Swift faces the same skepticism that Miles Sanders received last offseason. Fantasy players struggle to trust coaches with a history of utilizing a committee backfield. Sanders walked into a timeshare with Jordan Howard last season and barely touched a 50-percent Snap Share for nine weeks. However, once the snaps came, he became a mega-producer. He now sits among the top ten in ADP after being a fifth-round pick in redraft and a value in dynasty startups. Kerryon Johnson has spent two years in the Detroit committee carousel. In reality, the committee approach perished when Swift was made an early-second round NFL Draft selection. Similar to Sanders in Philly, Matt Patricia has never had an all-purpose back with this much talent. The time will come when he is forced to feed Swift, and we’ll once again get a true workhorse at a fifth-round value.

No. 1) Jonathan Taylor is the Rookie 1.01 over Clyde Edwards-Helaire

This take was mild back in March. It then became hot following Day 1 of the NFL Draft. The heat from this take is absolutely scorching following Damien Williams opting out of the 2020 NFL season. Despite many obstacles, The Podfather has remained steadfast in his take and the numbers back it up. This topic has been put through the ringer on the podcast, so this recap will be brief.

Jonathan Taylor is the second-best running back prospect since Saquon Barkley. His athleticism metrics, size, and durability in the face of a monster workload are truly generational. Many cannot appreciate his profile because the odds of having two Barkleys only two years apart are low. He’s a can’t-miss prospect running behind an elite offensive line in a run-first system. Players cannot miss on the 1.01 in rookie drafts and we draft players for life in dynasty. Taylor at 1.01 is the safest bet anyone can make in fantasy football in 2020.

Clyde Edwards-Helaire will dominate as an RB1 in 2020. The loss of Williams strengthens his projected workload. His draft capital coupled with coach praise is all the assurance we need to pound the table in 2020. However, in dynasty, CEH is not a sure bet for his entire career. His prospect profile heavily suggests that he is a system running back.
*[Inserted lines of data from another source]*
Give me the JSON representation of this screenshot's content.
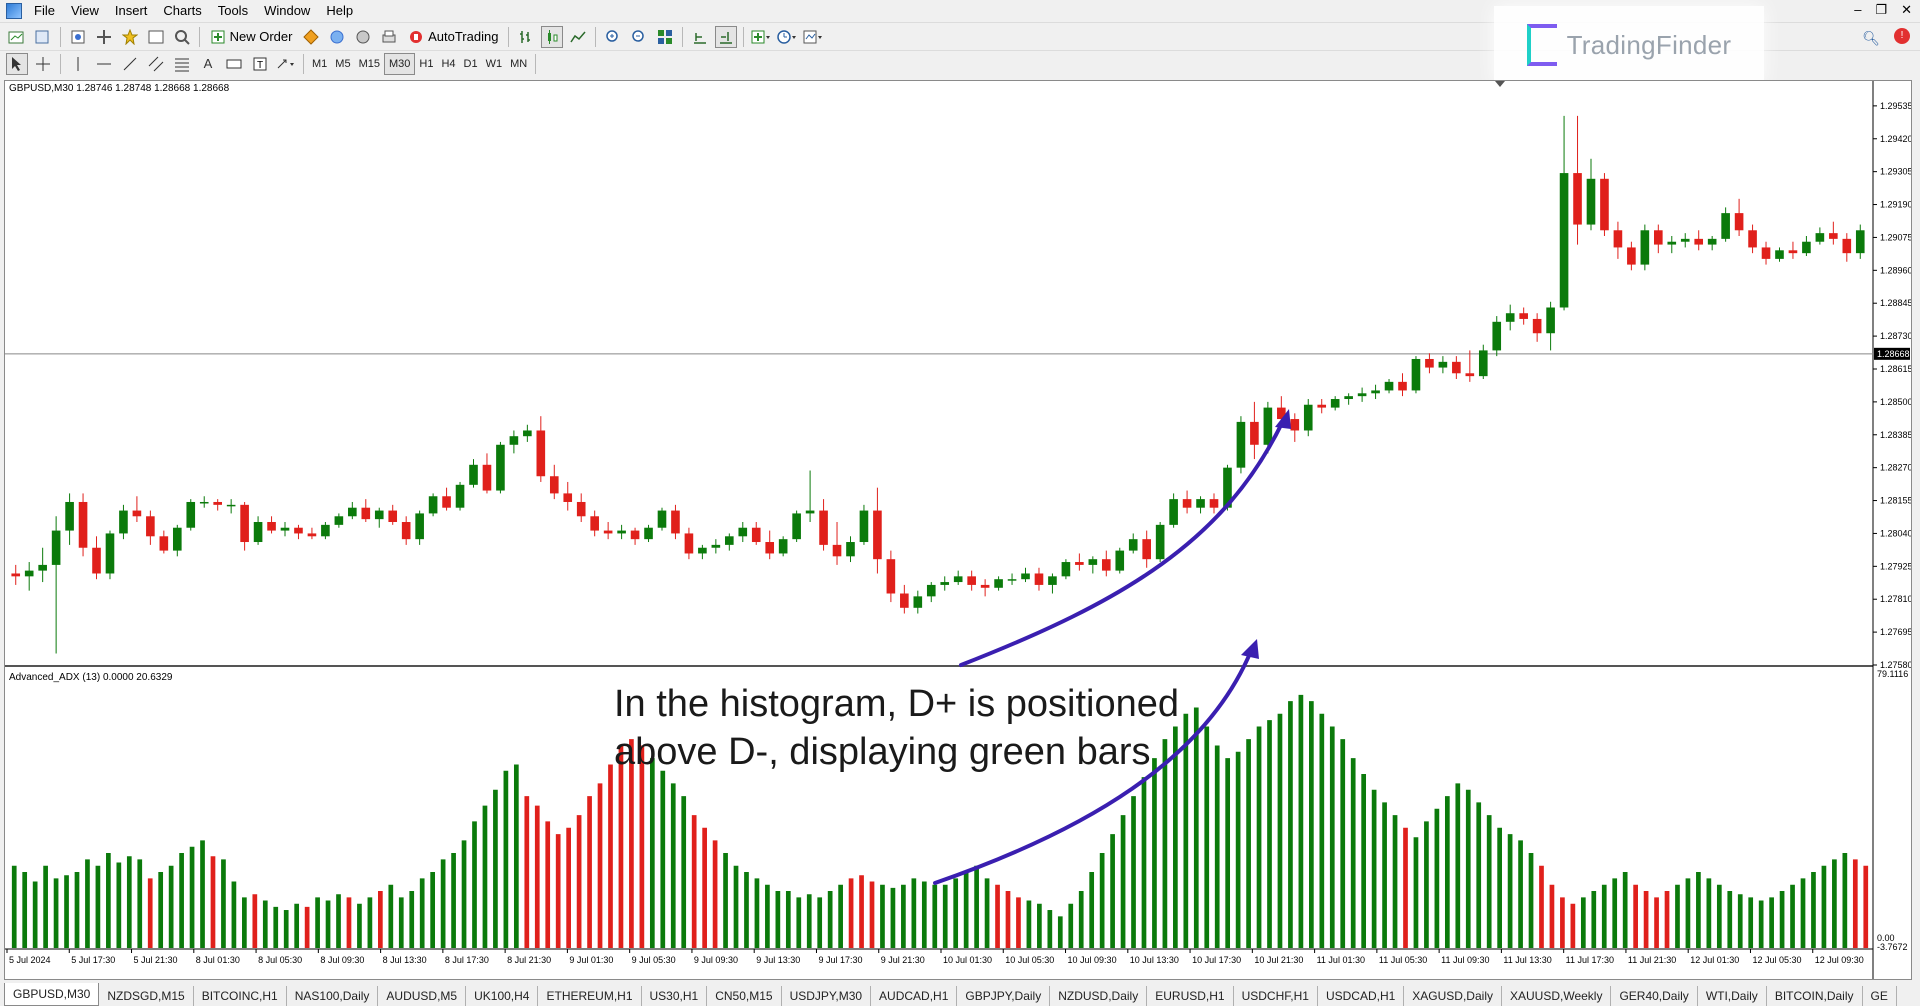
{
  "menu": [
    "File",
    "View",
    "Insert",
    "Charts",
    "Tools",
    "Window",
    "Help"
  ],
  "toolbar": {
    "new_order": "New Order",
    "autotrading": "AutoTrading"
  },
  "timeframes": [
    "M1",
    "M5",
    "M15",
    "M30",
    "H1",
    "H4",
    "D1",
    "W1",
    "MN"
  ],
  "active_timeframe": "M30",
  "brand": {
    "name": "TradingFinder"
  },
  "main_chart": {
    "title": "GBPUSD,M30  1.28746 1.28748 1.28668 1.28668",
    "current_price": "1.28668",
    "price_labels": [
      "1.29535",
      "1.29420",
      "1.29305",
      "1.29190",
      "1.29075",
      "1.28960",
      "1.28845",
      "1.28730",
      "1.28615",
      "1.28500",
      "1.28385",
      "1.28270",
      "1.28155",
      "1.28040",
      "1.27925",
      "1.27810",
      "1.27695",
      "1.27580"
    ],
    "colors": {
      "bull": "#0b7a0b",
      "bear": "#e0201b",
      "current_line": "#888888"
    }
  },
  "indicator": {
    "title": "Advanced_ADX (13) 0.0000 20.6329",
    "scale_top": "79.1116",
    "scale_bottom": [
      "0.00",
      "-3.7672"
    ]
  },
  "annotation": {
    "line1": "In the histogram, D+ is positioned",
    "line2": "above D-, displaying green bars",
    "arrow_color": "#3a1fb0"
  },
  "time_labels": [
    "5 Jul 2024",
    "5 Jul 17:30",
    "5 Jul 21:30",
    "8 Jul 01:30",
    "8 Jul 05:30",
    "8 Jul 09:30",
    "8 Jul 13:30",
    "8 Jul 17:30",
    "8 Jul 21:30",
    "9 Jul 01:30",
    "9 Jul 05:30",
    "9 Jul 09:30",
    "9 Jul 13:30",
    "9 Jul 17:30",
    "9 Jul 21:30",
    "10 Jul 01:30",
    "10 Jul 05:30",
    "10 Jul 09:30",
    "10 Jul 13:30",
    "10 Jul 17:30",
    "10 Jul 21:30",
    "11 Jul 01:30",
    "11 Jul 05:30",
    "11 Jul 09:30",
    "11 Jul 13:30",
    "11 Jul 17:30",
    "11 Jul 21:30",
    "12 Jul 01:30",
    "12 Jul 05:30",
    "12 Jul 09:30"
  ],
  "tabs": [
    "GBPUSD,M30",
    "NZDSGD,M15",
    "BITCOINC,H1",
    "NAS100,Daily",
    "AUDUSD,M5",
    "UK100,H4",
    "ETHEREUM,H1",
    "US30,H1",
    "CN50,M15",
    "USDJPY,M30",
    "AUDCAD,H1",
    "GBPJPY,Daily",
    "NZDUSD,Daily",
    "EURUSD,H1",
    "USDCHF,H1",
    "USDCAD,H1",
    "XAGUSD,Daily",
    "XAUUSD,Weekly",
    "GER40,Daily",
    "WTI,Daily",
    "BITCOIN,Daily",
    "GE"
  ],
  "chart_data": {
    "type": "candlestick",
    "symbol": "GBPUSD",
    "timeframe": "M30",
    "ylim": [
      1.2758,
      1.2958
    ],
    "candles": [
      [
        1.279,
        1.2793,
        1.2786,
        1.2789
      ],
      [
        1.2789,
        1.2794,
        1.2784,
        1.2791
      ],
      [
        1.2791,
        1.2799,
        1.2787,
        1.2793
      ],
      [
        1.2793,
        1.281,
        1.2762,
        1.2805
      ],
      [
        1.2805,
        1.2818,
        1.28,
        1.2815
      ],
      [
        1.2815,
        1.2818,
        1.2796,
        1.2799
      ],
      [
        1.2799,
        1.2803,
        1.2788,
        1.279
      ],
      [
        1.279,
        1.2805,
        1.2788,
        1.2804
      ],
      [
        1.2804,
        1.2814,
        1.2802,
        1.2812
      ],
      [
        1.2812,
        1.2817,
        1.2808,
        1.281
      ],
      [
        1.281,
        1.2812,
        1.28,
        1.2803
      ],
      [
        1.2803,
        1.2805,
        1.2797,
        1.2798
      ],
      [
        1.2798,
        1.2807,
        1.2796,
        1.2806
      ],
      [
        1.2806,
        1.2816,
        1.2805,
        1.2815
      ],
      [
        1.2815,
        1.2817,
        1.2813,
        1.2815
      ],
      [
        1.2815,
        1.2816,
        1.2812,
        1.2814
      ],
      [
        1.2814,
        1.2816,
        1.2811,
        1.2814
      ],
      [
        1.2814,
        1.2815,
        1.2798,
        1.2801
      ],
      [
        1.2801,
        1.281,
        1.28,
        1.2808
      ],
      [
        1.2808,
        1.281,
        1.2804,
        1.2805
      ],
      [
        1.2805,
        1.2808,
        1.2803,
        1.2806
      ],
      [
        1.2806,
        1.2807,
        1.2802,
        1.2804
      ],
      [
        1.2804,
        1.2806,
        1.2802,
        1.2803
      ],
      [
        1.2803,
        1.2808,
        1.2802,
        1.2807
      ],
      [
        1.2807,
        1.2811,
        1.2806,
        1.281
      ],
      [
        1.281,
        1.2815,
        1.2809,
        1.2813
      ],
      [
        1.2813,
        1.2816,
        1.2808,
        1.2809
      ],
      [
        1.2809,
        1.2813,
        1.2806,
        1.2812
      ],
      [
        1.2812,
        1.2814,
        1.2807,
        1.2808
      ],
      [
        1.2808,
        1.281,
        1.28,
        1.2802
      ],
      [
        1.2802,
        1.2812,
        1.28,
        1.2811
      ],
      [
        1.2811,
        1.2818,
        1.281,
        1.2817
      ],
      [
        1.2817,
        1.282,
        1.2812,
        1.2813
      ],
      [
        1.2813,
        1.2822,
        1.2812,
        1.2821
      ],
      [
        1.2821,
        1.283,
        1.282,
        1.2828
      ],
      [
        1.2828,
        1.2832,
        1.2818,
        1.2819
      ],
      [
        1.2819,
        1.2836,
        1.2818,
        1.2835
      ],
      [
        1.2835,
        1.284,
        1.2832,
        1.2838
      ],
      [
        1.2838,
        1.2842,
        1.2836,
        1.284
      ],
      [
        1.284,
        1.2845,
        1.2822,
        1.2824
      ],
      [
        1.2824,
        1.2828,
        1.2816,
        1.2818
      ],
      [
        1.2818,
        1.2822,
        1.2812,
        1.2815
      ],
      [
        1.2815,
        1.2818,
        1.2808,
        1.281
      ],
      [
        1.281,
        1.2812,
        1.2803,
        1.2805
      ],
      [
        1.2805,
        1.2808,
        1.2802,
        1.2804
      ],
      [
        1.2804,
        1.2807,
        1.2802,
        1.2805
      ],
      [
        1.2805,
        1.2806,
        1.28,
        1.2802
      ],
      [
        1.2802,
        1.2807,
        1.2801,
        1.2806
      ],
      [
        1.2806,
        1.2813,
        1.2805,
        1.2812
      ],
      [
        1.2812,
        1.2814,
        1.2802,
        1.2804
      ],
      [
        1.2804,
        1.2806,
        1.2795,
        1.2797
      ],
      [
        1.2797,
        1.28,
        1.2795,
        1.2799
      ],
      [
        1.2799,
        1.2802,
        1.2797,
        1.28
      ],
      [
        1.28,
        1.2804,
        1.2798,
        1.2803
      ],
      [
        1.2803,
        1.2808,
        1.2801,
        1.2806
      ],
      [
        1.2806,
        1.2808,
        1.28,
        1.2801
      ],
      [
        1.2801,
        1.2805,
        1.2795,
        1.2797
      ],
      [
        1.2797,
        1.2803,
        1.2796,
        1.2802
      ],
      [
        1.2802,
        1.2812,
        1.2801,
        1.2811
      ],
      [
        1.2811,
        1.2826,
        1.2808,
        1.2812
      ],
      [
        1.2812,
        1.2816,
        1.2798,
        1.28
      ],
      [
        1.28,
        1.2808,
        1.2793,
        1.2796
      ],
      [
        1.2796,
        1.2803,
        1.2794,
        1.2801
      ],
      [
        1.2801,
        1.2814,
        1.28,
        1.2812
      ],
      [
        1.2812,
        1.282,
        1.279,
        1.2795
      ],
      [
        1.2795,
        1.2798,
        1.278,
        1.2783
      ],
      [
        1.2783,
        1.2786,
        1.2776,
        1.2778
      ],
      [
        1.2778,
        1.2784,
        1.2776,
        1.2782
      ],
      [
        1.2782,
        1.2787,
        1.278,
        1.2786
      ],
      [
        1.2786,
        1.2789,
        1.2784,
        1.2787
      ],
      [
        1.2787,
        1.2791,
        1.2786,
        1.2789
      ],
      [
        1.2789,
        1.2791,
        1.2784,
        1.2786
      ],
      [
        1.2786,
        1.2788,
        1.2782,
        1.2785
      ],
      [
        1.2785,
        1.2789,
        1.2784,
        1.2788
      ],
      [
        1.2788,
        1.279,
        1.2786,
        1.2788
      ],
      [
        1.2788,
        1.2792,
        1.2787,
        1.279
      ],
      [
        1.279,
        1.2792,
        1.2784,
        1.2786
      ],
      [
        1.2786,
        1.279,
        1.2783,
        1.2789
      ],
      [
        1.2789,
        1.2795,
        1.2788,
        1.2794
      ],
      [
        1.2794,
        1.2797,
        1.2791,
        1.2793
      ],
      [
        1.2793,
        1.2796,
        1.279,
        1.2795
      ],
      [
        1.2795,
        1.2798,
        1.2789,
        1.2791
      ],
      [
        1.2791,
        1.2799,
        1.279,
        1.2798
      ],
      [
        1.2798,
        1.2804,
        1.2797,
        1.2802
      ],
      [
        1.2802,
        1.2805,
        1.2792,
        1.2795
      ],
      [
        1.2795,
        1.2808,
        1.2794,
        1.2807
      ],
      [
        1.2807,
        1.2818,
        1.2806,
        1.2816
      ],
      [
        1.2816,
        1.2819,
        1.2811,
        1.2813
      ],
      [
        1.2813,
        1.2817,
        1.2811,
        1.2816
      ],
      [
        1.2816,
        1.2818,
        1.2811,
        1.2813
      ],
      [
        1.2813,
        1.2828,
        1.2812,
        1.2827
      ],
      [
        1.2827,
        1.2845,
        1.2825,
        1.2843
      ],
      [
        1.2843,
        1.285,
        1.283,
        1.2835
      ],
      [
        1.2835,
        1.285,
        1.2832,
        1.2848
      ],
      [
        1.2848,
        1.2852,
        1.2842,
        1.2844
      ],
      [
        1.2844,
        1.2846,
        1.2836,
        1.284
      ],
      [
        1.284,
        1.2851,
        1.2838,
        1.2849
      ],
      [
        1.2849,
        1.2851,
        1.2846,
        1.2848
      ],
      [
        1.2848,
        1.2852,
        1.2847,
        1.2851
      ],
      [
        1.2851,
        1.2853,
        1.2849,
        1.2852
      ],
      [
        1.2852,
        1.2855,
        1.285,
        1.2853
      ],
      [
        1.2853,
        1.2856,
        1.2851,
        1.2854
      ],
      [
        1.2854,
        1.2858,
        1.2853,
        1.2857
      ],
      [
        1.2857,
        1.286,
        1.2852,
        1.2854
      ],
      [
        1.2854,
        1.2866,
        1.2853,
        1.2865
      ],
      [
        1.2865,
        1.2867,
        1.286,
        1.2862
      ],
      [
        1.2862,
        1.2866,
        1.286,
        1.2864
      ],
      [
        1.2864,
        1.2866,
        1.2858,
        1.286
      ],
      [
        1.286,
        1.2868,
        1.2857,
        1.2859
      ],
      [
        1.2859,
        1.287,
        1.2858,
        1.2868
      ],
      [
        1.2868,
        1.288,
        1.2866,
        1.2878
      ],
      [
        1.2878,
        1.2884,
        1.2875,
        1.2881
      ],
      [
        1.2881,
        1.2883,
        1.2877,
        1.2879
      ],
      [
        1.2879,
        1.2881,
        1.2871,
        1.2874
      ],
      [
        1.2874,
        1.2885,
        1.2868,
        1.2883
      ],
      [
        1.2883,
        1.295,
        1.2882,
        1.293
      ],
      [
        1.293,
        1.295,
        1.2905,
        1.2912
      ],
      [
        1.2912,
        1.2935,
        1.291,
        1.2928
      ],
      [
        1.2928,
        1.293,
        1.2908,
        1.291
      ],
      [
        1.291,
        1.2913,
        1.29,
        1.2904
      ],
      [
        1.2904,
        1.2906,
        1.2896,
        1.2898
      ],
      [
        1.2898,
        1.2912,
        1.2896,
        1.291
      ],
      [
        1.291,
        1.2912,
        1.2902,
        1.2905
      ],
      [
        1.2905,
        1.2908,
        1.2902,
        1.2906
      ],
      [
        1.2906,
        1.2909,
        1.2904,
        1.2907
      ],
      [
        1.2907,
        1.291,
        1.2903,
        1.2905
      ],
      [
        1.2905,
        1.2908,
        1.2903,
        1.2907
      ],
      [
        1.2907,
        1.2918,
        1.2906,
        1.2916
      ],
      [
        1.2916,
        1.2921,
        1.2908,
        1.291
      ],
      [
        1.291,
        1.2912,
        1.2902,
        1.2904
      ],
      [
        1.2904,
        1.2906,
        1.2898,
        1.29
      ],
      [
        1.29,
        1.2904,
        1.2899,
        1.2903
      ],
      [
        1.2903,
        1.2906,
        1.29,
        1.2902
      ],
      [
        1.2902,
        1.2908,
        1.2901,
        1.2906
      ],
      [
        1.2906,
        1.2911,
        1.2905,
        1.2909
      ],
      [
        1.2909,
        1.2913,
        1.2905,
        1.2907
      ],
      [
        1.2907,
        1.2909,
        1.2899,
        1.2902
      ],
      [
        1.2902,
        1.2912,
        1.29,
        1.291
      ]
    ],
    "adx": {
      "type": "bar",
      "ylim": [
        0,
        79.1116
      ],
      "values": [
        26,
        24,
        21,
        26,
        22,
        23,
        24,
        28,
        26,
        30,
        27,
        29,
        28,
        22,
        24,
        26,
        30,
        32,
        34,
        29,
        28,
        21,
        16,
        17,
        15,
        13,
        12,
        14,
        13,
        16,
        15,
        17,
        16,
        14,
        16,
        18,
        20,
        16,
        18,
        22,
        24,
        28,
        30,
        34,
        40,
        45,
        50,
        56,
        58,
        48,
        45,
        40,
        36,
        38,
        42,
        48,
        52,
        58,
        64,
        66,
        64,
        60,
        56,
        52,
        48,
        42,
        38,
        34,
        30,
        26,
        24,
        22,
        20,
        18,
        18,
        16,
        17,
        16,
        18,
        20,
        22,
        23,
        21,
        20,
        19,
        20,
        22,
        21,
        20,
        20,
        22,
        24,
        26,
        22,
        20,
        18,
        16,
        15,
        14,
        12,
        10,
        14,
        18,
        24,
        30,
        36,
        42,
        48,
        54,
        60,
        66,
        70,
        74,
        76,
        70,
        64,
        60,
        62,
        66,
        70,
        72,
        74,
        78,
        80,
        78,
        74,
        70,
        66,
        60,
        55,
        50,
        46,
        42,
        38,
        35,
        40,
        44,
        48,
        52,
        50,
        46,
        42,
        38,
        36,
        34,
        30,
        26,
        20,
        16,
        14,
        16,
        18,
        20,
        22,
        24,
        20,
        18,
        16,
        18,
        20,
        22,
        24,
        22,
        20,
        18,
        17,
        16,
        15,
        16,
        18,
        20,
        22,
        24,
        26,
        28,
        30,
        28,
        26
      ],
      "positive": [
        true,
        true,
        true,
        true,
        true,
        true,
        true,
        true,
        true,
        true,
        true,
        true,
        true,
        false,
        true,
        true,
        true,
        true,
        true,
        false,
        true,
        true,
        true,
        false,
        true,
        true,
        true,
        true,
        false,
        true,
        true,
        true,
        false,
        true,
        true,
        false,
        true,
        true,
        true,
        true,
        true,
        true,
        true,
        true,
        true,
        true,
        true,
        true,
        true,
        false,
        false,
        false,
        false,
        false,
        false,
        false,
        false,
        false,
        false,
        false,
        false,
        true,
        true,
        true,
        true,
        false,
        false,
        false,
        true,
        true,
        true,
        true,
        true,
        true,
        true,
        true,
        true,
        true,
        true,
        true,
        false,
        false,
        false,
        true,
        true,
        true,
        true,
        true,
        true,
        true,
        true,
        true,
        true,
        true,
        false,
        false,
        false,
        true,
        true,
        true,
        true,
        true,
        true,
        true,
        true,
        true,
        true,
        true,
        true,
        true,
        true,
        true,
        true,
        true,
        true,
        true,
        true,
        true,
        true,
        true,
        true,
        true,
        true,
        true,
        true,
        true,
        true,
        true,
        true,
        true,
        true,
        true,
        true,
        false,
        true,
        true,
        true,
        true,
        true,
        true,
        true,
        true,
        true,
        true,
        true,
        true,
        false,
        false,
        false,
        false,
        true,
        true,
        true,
        true,
        true,
        false,
        false,
        false,
        false,
        true,
        true,
        true,
        true,
        true,
        true,
        true,
        true,
        true,
        true,
        true,
        true,
        true,
        true,
        true,
        true,
        true
      ]
    }
  }
}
Granted, he plays in the ideal system for his skillset in the NFL. Pursue him in seasonal formats, but for dynasty, you cannot draft him at the 1.01 with the same level of long-term confidence as Taylor.


Listen to the Rotounderworld radio program for the hottest takes The Podfather has to provide. Cam Newton is the best late round QB to target this year. Rob Gronkowski is a force of nature, draft him as such. Calvin Ridley‘s stock will fall in the same manner his body does after he catches the football. A draft pick on D’Andre Swift is a draft pick for fantasy success. Don’t be blinded by landed spot in rookie drafts, focus on the measurables and draft Jonathan Taylor at the 1.01.